It has been a roller coaster.  Alongside many many reunions, I had a job within a week of arriving, was back at school in the next couple weeks, got back to the radio station, the venue & started a bike mechanics workshop.  Shortly thereafter I was sick of uni, feeling unchallenged & by the time exams rolled around I was bored, anxious & afraid of staying & leaving all at once.  Ideas sometimes crush me with their immensity, then lift me with their possibility.

My anxieties about being home are channeled into winter cycling.  This has been my personification of re-exploring familiar territory; the only cure for reverse culture shock.

I stumbled into it because the snow came, & I was still on the road.  Just trying to keep what's natural.  Cycling has been a major component of city life.  I've had a bike in every city I've lived in; Magellan in Winnipeg, Storm in Auckland & Artemis in Melbourne.

I thought this was new terrain, but this is the city I grew up in.
I thought I was going to re-learn to ride a bike, but most of the hazards are year-round.
(Especially the giant metal instruments of death.)

The day of the first snow, I was excited to take it on, but mostly terrified.  There are two types of people my father hates: Winter cyclists & I forget the other one.  It is simply impossible.  Summer leisure (& the sunny optimism of a bike bell) combined with ice, snow drifts & -40C weather.  Impossible.

The road had me locked in a staring competition for alpha dominance.  I wasn't going to lose.  As a cyclist, I shrug off aggressive drivers & stand my ground.  While developing my road legs as a winter cyclist, I admittedly made a couple rookie mistakes.  Cars HATED me.  My terror was at it's highest on my way to work during rush hour on a busy street.  Everybody thought I was out of my mind & I had to agree.

It took about 2 tactical changes in strategy to make winter cycling my new favourite thing.
1 - Know your route/Avoid traffic.  2 - Dress warm.

Now I am defying physics.  Not only do I make the impossible happen, but I dominate it!
I relish tucking my scarf under my goggles & wearing my touque over my helmet.  I glide along beautiful vistas of the river (i.e. ice).  I am grateful for long underwear.  (This is my first true winter in almost 3 years.)  I dance at stop lights & hope people are watching.  When passing a group of people at a bus stop, I holler an aptly timed Hyaw! while speeding by.
(Also, harnessing momentum could be my most important lesson of the winter.)

When I first arrived back in the Peg, I wiped out because I forgot that we sand our roads in the winter & don't clean them for the rest of the year.  The first time I wiped out in the winter was because of bad roads.
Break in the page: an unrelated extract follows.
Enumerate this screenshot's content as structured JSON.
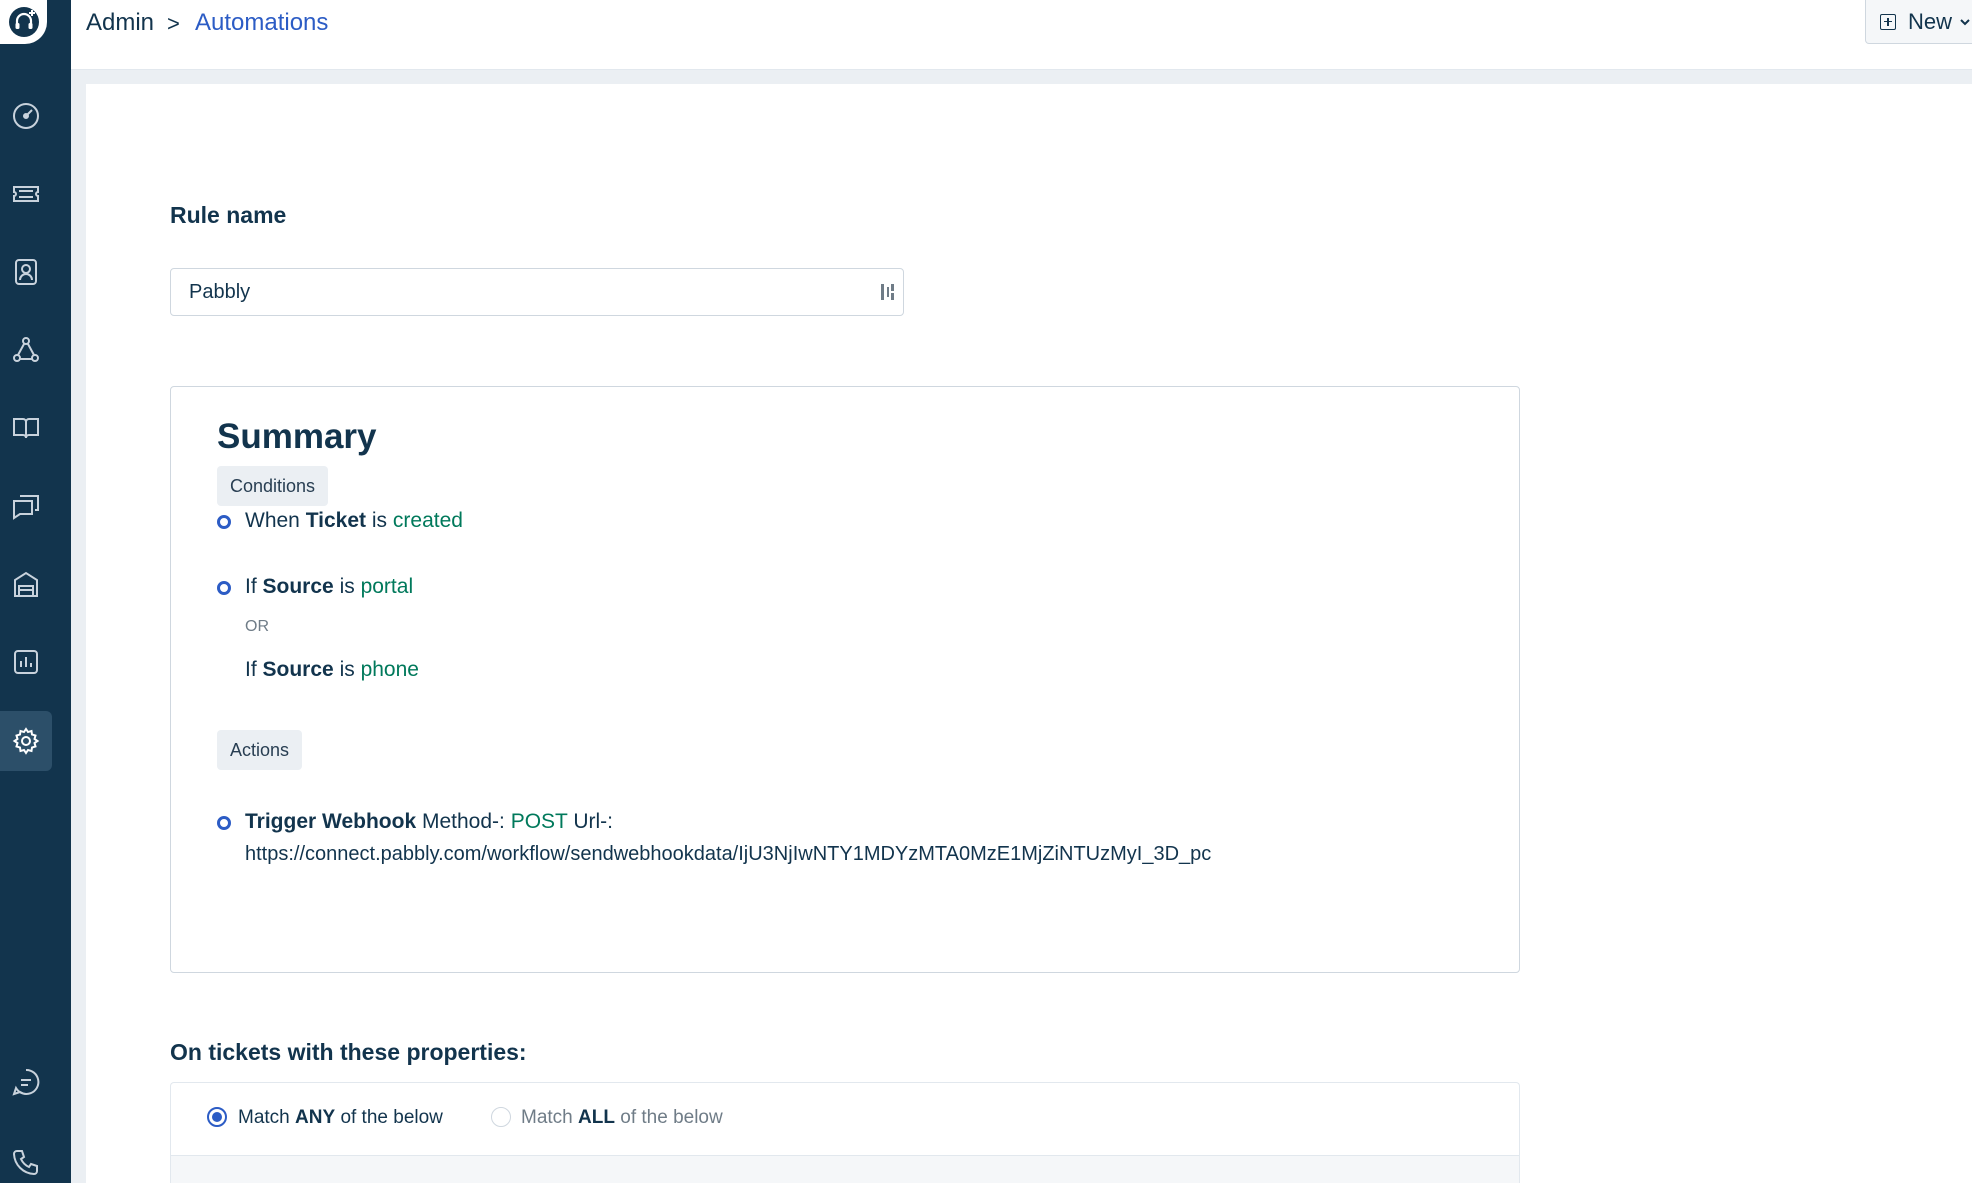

Today, I fell in traffic.  Capital B Bad.  This is exactly what the fear is!
I've been sensitive to Magellan's boundaries thus far, but today is particularly icy.  I'm still riding on regular tires.  So far, my fingers have remained crossed in my gloves.  Smartening up is a privilege.

I've got so many plans to act on, and a lot of preparation involved to make them happen.  Prep makes it a reality, which seems like the obvious choice when accomplishing the impossible!

I'm racked with hesitation to move forward, but momentum can only be gained with motion.  Action is the fun part, but prep is a key component that could otherwise get you (me) killed.
(Have I convinced myself enough?)

On the one hand, danger is part of the thrill. (?) On the other hand, NO IT'S NOT!  STOP BEING AN IDIOT & BUY SNOW TIRES!
Also, do all that other stuff you're looking forward to. :)

No comments:

Post a Comment